There was one dear old lady on board who insisted that there couldn't be two Saturdays in one week, and that the second one was in reality the Sabbath Day. She was horrified when she observed a game of quoits in progress on the deck. " You'll be sorry," she said, " when you reach San Francisco, and find that you were playing games on the Lord's Day."
During the rest of the voyage her calendar was all upset. According to her reckoning we held religious services on Monday, instead of on Sunday, and she insisted that we would reach San Francisco on a Tuesday. When she found by the newspapers that it was only Monday, after all, she hardly knew what to think, and probably she hasn't yet straightened the matter in her mind.
It was very easy for me to understand why the extra day was necessary. In crossing the Atlantic and in going through the Mediterranean and the Indian Ocean, the clock had been put forward about twenty minutes each night, while I was asleep. In this way I regularly lost a part of my sleeping-time. I figured that when I reached the Pacific I had about twenty-four hours due me in sleep, and I jokingly told the Quartermaster that I didn't expect to get out of bed on the extra day. But I worked as usual, and probably I will never regain the sleep that I lost.

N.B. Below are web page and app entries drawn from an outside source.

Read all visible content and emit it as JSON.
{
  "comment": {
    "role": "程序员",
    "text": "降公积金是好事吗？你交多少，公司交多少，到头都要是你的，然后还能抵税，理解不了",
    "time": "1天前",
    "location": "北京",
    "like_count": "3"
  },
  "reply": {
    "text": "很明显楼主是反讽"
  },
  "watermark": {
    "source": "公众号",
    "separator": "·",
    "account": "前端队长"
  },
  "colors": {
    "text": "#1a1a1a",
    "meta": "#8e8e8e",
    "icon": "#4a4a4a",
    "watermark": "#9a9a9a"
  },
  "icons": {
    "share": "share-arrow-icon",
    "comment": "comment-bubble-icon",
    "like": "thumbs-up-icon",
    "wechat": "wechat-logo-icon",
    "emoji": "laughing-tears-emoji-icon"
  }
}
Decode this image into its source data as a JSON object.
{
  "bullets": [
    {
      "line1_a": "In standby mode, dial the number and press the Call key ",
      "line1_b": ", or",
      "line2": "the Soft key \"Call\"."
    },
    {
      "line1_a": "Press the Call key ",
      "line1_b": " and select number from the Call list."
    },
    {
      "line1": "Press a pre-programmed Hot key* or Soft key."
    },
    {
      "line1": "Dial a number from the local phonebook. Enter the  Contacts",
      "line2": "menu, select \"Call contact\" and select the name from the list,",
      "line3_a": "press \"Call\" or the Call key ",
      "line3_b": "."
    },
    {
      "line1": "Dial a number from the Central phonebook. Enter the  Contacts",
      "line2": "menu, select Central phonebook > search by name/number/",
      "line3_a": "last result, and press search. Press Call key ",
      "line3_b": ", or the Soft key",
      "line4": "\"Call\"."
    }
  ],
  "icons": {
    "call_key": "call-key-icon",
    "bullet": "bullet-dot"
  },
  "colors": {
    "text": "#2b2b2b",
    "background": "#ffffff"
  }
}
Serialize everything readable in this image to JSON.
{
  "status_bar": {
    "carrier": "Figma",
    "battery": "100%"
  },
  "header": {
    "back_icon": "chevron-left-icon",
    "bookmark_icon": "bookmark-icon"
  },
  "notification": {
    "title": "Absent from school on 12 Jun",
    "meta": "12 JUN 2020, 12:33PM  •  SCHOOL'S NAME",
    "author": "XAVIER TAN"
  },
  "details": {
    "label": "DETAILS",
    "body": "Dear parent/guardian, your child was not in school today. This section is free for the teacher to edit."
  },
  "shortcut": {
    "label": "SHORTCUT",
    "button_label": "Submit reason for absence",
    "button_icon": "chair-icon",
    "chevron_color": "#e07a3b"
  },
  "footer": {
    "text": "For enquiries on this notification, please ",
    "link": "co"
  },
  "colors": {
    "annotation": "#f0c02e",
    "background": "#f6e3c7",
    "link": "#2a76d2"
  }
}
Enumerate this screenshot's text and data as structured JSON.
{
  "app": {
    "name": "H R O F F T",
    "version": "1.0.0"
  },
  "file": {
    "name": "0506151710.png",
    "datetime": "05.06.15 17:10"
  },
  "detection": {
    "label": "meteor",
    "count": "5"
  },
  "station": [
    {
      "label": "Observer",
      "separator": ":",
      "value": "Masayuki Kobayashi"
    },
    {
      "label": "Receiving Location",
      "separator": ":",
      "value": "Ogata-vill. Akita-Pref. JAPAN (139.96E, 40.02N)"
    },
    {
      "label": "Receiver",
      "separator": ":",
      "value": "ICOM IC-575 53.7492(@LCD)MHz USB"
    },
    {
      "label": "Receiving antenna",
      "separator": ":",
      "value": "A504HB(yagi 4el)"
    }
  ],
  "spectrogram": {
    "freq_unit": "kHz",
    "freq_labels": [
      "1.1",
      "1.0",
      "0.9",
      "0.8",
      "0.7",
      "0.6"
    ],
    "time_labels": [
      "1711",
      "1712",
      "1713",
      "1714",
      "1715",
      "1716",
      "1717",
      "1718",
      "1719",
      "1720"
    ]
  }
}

We were all delighted to arrive in San Francisco, where everything is in such striking contrast to the scenes of the Orient. In the majestic harbor we looked upon a forest of masts ; tow-boats moving across the harbor, with great ships in their wake, like ants tugging at burdens thrice their size. Before us was the great city spread over the hills, house above house, steeple beyond steeple; streets crowded with cars, coaches, drays, and alive with well-dressed, well-fed, happy human beings. School-children were housed in comfortable buildings, studying their lessons. The screaming of the locomotive echoed across the bay from Oakland. In this city were to be found all comforts and luxuries; we were back again in the land of law, religion and liberty. "There's nothing like it in all the world," said Timmie, as we stood together on the deck, viewing the scene before us. " Now that I'm back, you can bet I'm going to stay awhile."